Politics of philosophy
Reviewed by Shelley Walia

Philosophy in the Present
By Alain Badiou and Slavoj Žižek.
Edited by Peter Engelmann. Polity. Pages 104. Ł9.90.

Philosophy in the PresentALAN Badiou and Slavoj Žižek are Europe’s two most eminent philosophers who have in their recent book brought philosophy out of the closet, bang into the arena of everyday affairs. Philosophy’s ethical and political intervention is so necessary to at least know what questions we are asking and to also face up to the fact that we are sometimes asking the wrong questions.

Badiou teaches philosophy at the Ecole Normale Superieure and College International de Philosophie in Paris, whereas Žižek is professor at the European Graduate School, and at the Institute of Sociology, University of Ljubljana, Slovenia. I cannot imagine any student of philosophy or political theory doing without confronting two of the most controversial thinkers of modern times who have written much on communism, on Sarkozy, on ethics and Metapolitics. Their desire to reconceptualise philosophy as an imaginative substitute to the empty theoretical position of the New Left, a thesis so well argued here in this book, gives a galvanising call to political leaders to engage the minds of philosophers in discussing political and social issues.

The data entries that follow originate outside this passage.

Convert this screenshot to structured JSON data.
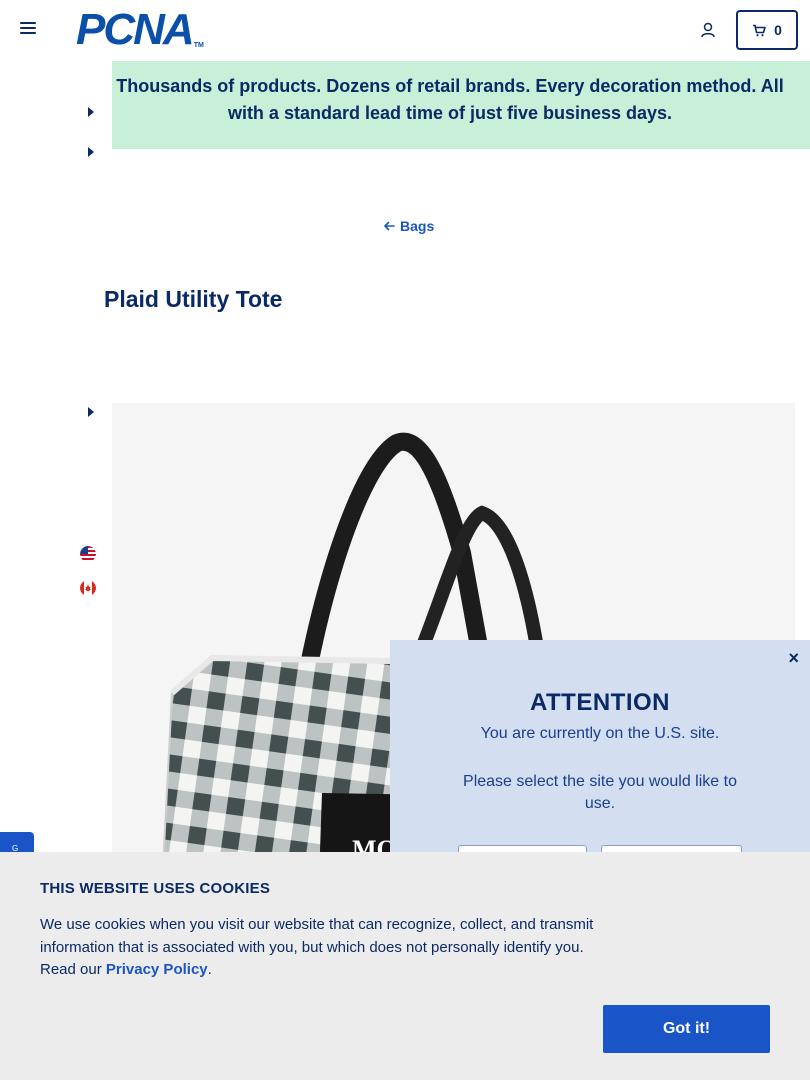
{
  "header": {
    "logo_text": "PCNA",
    "logo_tm": "TM",
    "cart_count": "0"
  },
  "banner": {
    "text": "Thousands of products. Dozens of retail brands. Every decoration method. All with a standard lead time of just five business days."
  },
  "nav": {
    "back_label": "Bags"
  },
  "product": {
    "title": "Plaid Utility Tote",
    "print_text": "MO"
  },
  "attention": {
    "title": "ATTENTION",
    "message": "You are currently on the U.S. site.",
    "prompt": "Please select the site you would like to use.",
    "close_label": "×"
  },
  "side_tab": {
    "label": "G"
  },
  "cookie": {
    "title": "THIS WEBSITE USES COOKIES",
    "text": "We use cookies when you visit our website that can recognize, collect, and transmit information that is associated with you, but which does not personally identify you. Read our",
    "link_label": "Privacy Policy",
    "period": ".",
    "button_label": "Got it!"
  },
  "colors": {
    "brand_blue": "#0a4fa8",
    "navy": "#0a2a66",
    "accent": "#1a55c8",
    "banner_bg": "#c8efd8",
    "modal_bg": "#d3def0"
  },
  "icons": [
    "hamburger-icon",
    "account-icon",
    "cart-icon",
    "arrow-left-icon",
    "caret-right-icon",
    "us-flag-icon",
    "canada-flag-icon",
    "close-icon"
  ]
}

Such was the practice followed by President Francois Mitterrand who "positioned himself in a long tradition in which enlightened power sought to come closer to the philosophers and to draw legitimacy from this proximity". Philosophy to Badiou is both intervention and commitment and cannot be relegated to the dry areas of classroom teaching. Philosophy for him "is concerned with novel, extraordinary truths, and yet speaks in the name of all". This is indeed a universal feature of philosophy which can enable a far better understanding of not only the serious issues confronting mankind but also lead to a more positive and engaging dialogue. Žižek agrees with this postulation and further discusses how philosophy can move us beyond the mere "normal" or "moderate" aspects of our reality.

But the glory of being invited to the tables of power should not blur or trivialise the need for intelligent suggestions which were always forthcoming from thinkers like Jean Paul Sartre, Michel Foucault or Hannah Arendt. However, we could question the role of Karl Marx in the totalitarian regime in Russia or ask, "Was Pol Pot not an intellectual educated in Paris?" The role of the intellectual, therefore, becomes questionable within any debate on the framing of state policy. It has to be kept in mind that "the participation of intellectuals in the crimes of the 20th century weighs heavily on the self-understanding of this social group. On the other hand, we could ask ourselves if we really get a good deal if we let models, presenters, sportspeople and similar groups occupy the position of the intellectual in our contemporary media society".

Badiou and Žižek are quite skeptical of the role of the philosophers and instead, they dwell more on "the quality of philosophical thought". Their final answers are derived from this position. Badiou argues that the false idea that the philosopher can speak on any issue has to be first of all set aside. The idea is exemplified by the example of the TV philosopher who talks about all the problems of society without really facing the "philosophical situation". "A genuine philosopher, therefore", argues Badiou, "is someone who decides on his own account what the problems are, someone who proposes new problems for everyone". Thus, the philosopher intervenes, "when in the situation—whether historical, political, artistic, amorous, scientific—there are things that appear to him as signs". And these signs spur him towards visualising new problems within situations that demand a philosophical intervention. The real issue is to ask what are these philosophical situations.

An interesting example is of Archimedes being summoned to the court while he is busy contemplating on the diagram he has drawn on the sand. He does not care for the summons and goes on with his deliberations on the mathematical problem at hand. The soldier, who is exasperated, kills him. Here lies the distance between power and truth or between power as violence and creativity. The soldier is incapable of traversing this distance and the philosopher needs to "shed light on this distance".

It becomes imperative to first "clarify the choice or the decision ... and then clarify the distance between power and truth". The final situation that Badiou postulates is one of exception or a break which in reality means being firm in your decision. You need to think of the event that turns upside down ordinary rules of life or social conservatism. In this lies the real philosophical situation and the need to throw light on the fundamental choice of thought as well as the distance between thinking and power.

The book is an incisive critique of the role of the intellectual within the areas of violence and hunger, love and death. I am sure it will inspire many to go further into the writings of these two very radical philosophers whose intellectual polemics offer a compelling conversation on contemporary vision of resistance to arbitrary state power and violence through a revitalised view of philosophy’s place in the world today.